## Example

Vieta's formulas applied to quadratic and cubic polynomial:

For the second degree polynomial (quadratic) $P(x)=ax^2 + bx + c$, roots $x_1, x_2$ of the equation $P(x)=0$ satisfy

$x_1 + x_2 = - \frac{b}{a}, \quad x_1 x_2 = \frac{c}{a}.$

The first of these equations can be used to find the minimum (or maximum) of P. See second order polynomial.

For the cubic polynomial $P(x)=ax^3 + bx^2 + cx + d$, roots $x_1, x_2, x_3$ of the equation $P(x)=0$ satisfy

$x_1 + x_2 + x_3 = - \frac{b}{a}, \quad x_1 x_2 + x_1 x_3 + x_2 x_3 = \frac{c}{a}, \quad x_1 x_2 x_3 = - \frac{d}{a}.$

## Proof

Vieta's formulas can be proved by expanding the equality

$a_nx^n + a_{n-1}x^{n-1} +\cdots + a_1 x+ a_0 = a_n(x-x_1)(x-x_2)\cdots (x-x_n)$

(which is true since $x_1, x_2, \dots, x_n$ are all the roots of this polynomial), multiplying the factors on the right-hand side, and identifying the coefficients of each power of $x.$

Formally, if one expands $(x-x_1)(x-x_2)\cdots(x-x_n),$ the terms are precisely $(-1)^{n-k}x_1^{b_1}\cdots x_n^{b_n} x^k,$ where $b_i$ is either 0 or 1, accordingly as whether $x_i$ is included in the product or not, and k is the number of $x_i$ that are excluded, so the total number of factors in the product is n (counting $x^k$ with multiplicity k) – as there are n binary choices (include $x_i$ or x), there are $2^n$ terms – geometrically, these can be understood as the vertices of a hypercube.
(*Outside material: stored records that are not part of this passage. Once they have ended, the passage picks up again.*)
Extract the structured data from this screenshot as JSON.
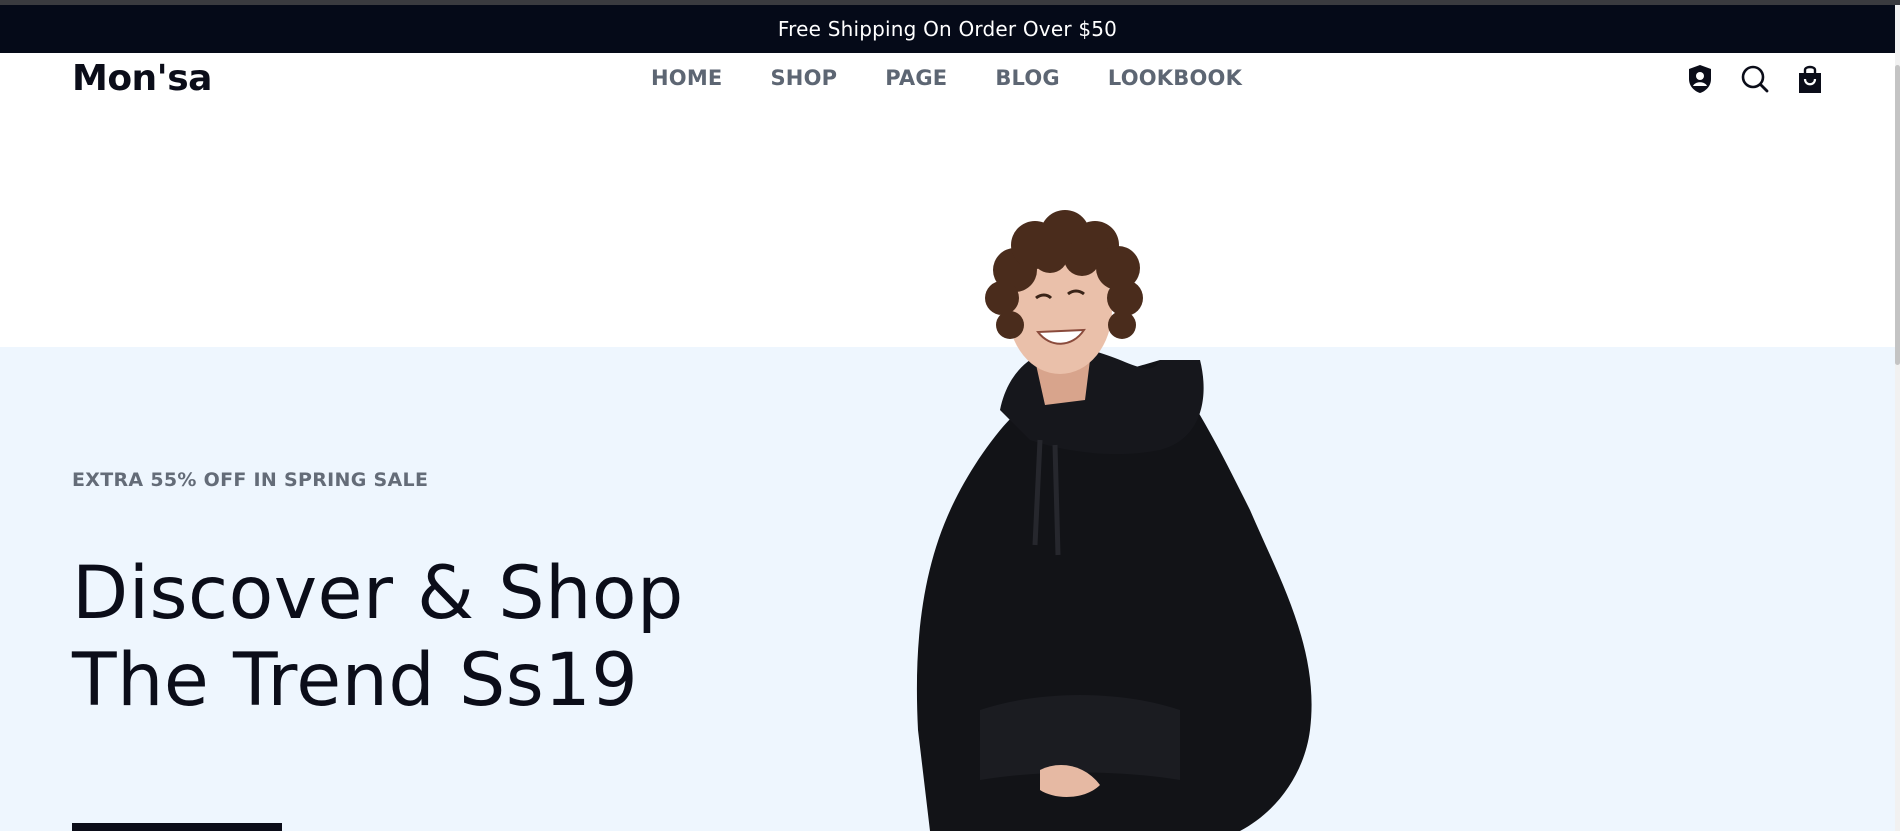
{
  "announcement": {
    "text": "Free Shipping On Order Over $50"
  },
  "header": {
    "logo": "Mon'sa",
    "nav": [
      {
        "label": "HOME"
      },
      {
        "label": "SHOP"
      },
      {
        "label": "PAGE"
      },
      {
        "label": "BLOG"
      },
      {
        "label": "LOOKBOOK"
      }
    ],
    "icons": [
      "account-shield-icon",
      "search-icon",
      "shopping-bag-icon"
    ]
  },
  "hero": {
    "subtitle": "EXTRA 55% OFF IN SPRING SALE",
    "title_line1": "Discover & Shop",
    "title_line2": "The Trend Ss19",
    "background_color": "#eef6fe"
  },
  "colors": {
    "announcement_bg": "#050a18",
    "text_dark": "#0b0d19",
    "nav_text": "#5d6673"
  }
}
Grouping these terms by degree yields the elementary symmetric polynomials in $x_i$ – for xk, all distinct k-fold products of $x_i.$

## History

As reflected in the name, these formulas were discovered by the 16th century French mathematician François Viète, for the case of positive roots.

In the opinion of the 18th century British mathematician Charles Hutton, as quoted in (Funkhouser), the general principle (not only for positive real roots) was first understood by the 17th century French mathematician Albert Girard; Hutton writes:

...[Girard was] the first person who understood the general doctrine of the formation of the coefficients of the powers from the sum of the roots and their products. He was the first who discovered the rules for summing the powers of the roots of any equation.